Howard R. Bartlett, professor emeritus of history and head of the Department of Humanities for a quarter of a century, died December 27 at a convalescent home in Topsham, ME, at the age of 91. Until recently, he had lived in South Harpswell, ME, where he went following his retirement from MIT.
Professor Bartlett, who played a key role in the development of the humanities curriculum at MIT, came to the Institute in 1929 as an instructor in what was then called the Department of English and History and later became the Department of Humanities.
At the time he recalled in an interview, there were only 16 or 17 faculty members in the department. "We all taught everything in those days, including composition, engineering report writing, public speaking, and a modest amount of literature and history," he said.
He was appointed assistant professor in 1935 and associate professor in 1938. He became acting head of the department that year and in 1940 was made department head with the rank of professor. He continued in that post until 1963, when he relinquished his administrative duties to return to teaching. He retired in 1967, but continued to teach as a senior lecturer until 1970.
During his time as department head, the role of humanities became increasingly important at MIT, as represented by the establishment of the School of Humanities and Social Science in 1950 and the inauguration of a "double major" in humanities and science or engineering in 1955. This was followed by the establishment of a humanities major in 1966, which was in great measure the culmination of Professor Bartlett's work.
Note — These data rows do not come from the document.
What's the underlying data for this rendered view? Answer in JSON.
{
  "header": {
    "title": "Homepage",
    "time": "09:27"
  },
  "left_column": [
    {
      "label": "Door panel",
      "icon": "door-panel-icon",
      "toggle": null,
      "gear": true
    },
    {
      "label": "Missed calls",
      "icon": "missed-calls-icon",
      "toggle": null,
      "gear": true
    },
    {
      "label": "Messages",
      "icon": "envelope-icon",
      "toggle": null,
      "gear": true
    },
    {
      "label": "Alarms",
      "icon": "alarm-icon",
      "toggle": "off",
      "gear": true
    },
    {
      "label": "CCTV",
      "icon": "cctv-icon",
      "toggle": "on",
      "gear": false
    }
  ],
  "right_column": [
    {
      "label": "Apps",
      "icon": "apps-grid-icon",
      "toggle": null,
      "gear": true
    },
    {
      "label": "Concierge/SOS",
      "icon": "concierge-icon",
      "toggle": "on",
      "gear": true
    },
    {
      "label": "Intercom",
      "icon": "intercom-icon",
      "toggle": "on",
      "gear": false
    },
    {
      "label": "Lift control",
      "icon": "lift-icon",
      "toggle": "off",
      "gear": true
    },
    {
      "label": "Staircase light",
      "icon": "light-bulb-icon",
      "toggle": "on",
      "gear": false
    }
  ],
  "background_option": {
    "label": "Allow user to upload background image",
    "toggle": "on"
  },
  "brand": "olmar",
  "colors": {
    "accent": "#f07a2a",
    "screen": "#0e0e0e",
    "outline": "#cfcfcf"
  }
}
Professor Bartlett was born in Auburn, ME, in 1901. He received a bachelor's degree in history and sociology from Dartmouth College in 1923, and a master's degree in history from Harvard University in 1929. After spending four years in business, he taught history for one year at Haverhill High School before coming to MIT.
Early in his career, Professor Bartlett's special interest was American economic history. He later concentrated on contemporary social and political history-specifically, the changes wrought by technology and the manner in which various cultures, particularly those of underdeveloped nations, adjust to them.
In 1963, as a consultant to the Ford Foundation, he helped establish the Birla Institute of Technology and Science in Pilani, India. He had previously been in India in 1957 as a consultant for the State Department's International Exchange Service and the Indian Ministry of Education.
In 1958, Professor Bartlett and his late wife, Helen, took up residence in Burton House, an MIT dormitory, as the first step in what has become the highly successful house master system at MIT, in which all dormitories have resident masters and tutors.
He was house master until 1963, when he and Mrs. Bartlett returned to their home in Winchester. In Winchester, Professor Bartlet was a member of the Citizens Advisory Committee on the Schools and chairman of the School Committee.
Mr. Bartlett's wife died in 1987. Their only child, Linda Hersey, died in February. He is survived by his son-in-law, Elliott Hersey of New Boston, NH, five grandchildren, and seven great-grandchildren.
A version of this
article appeared in the
January 6, 1993
issue of MIT Tech Talk (Volume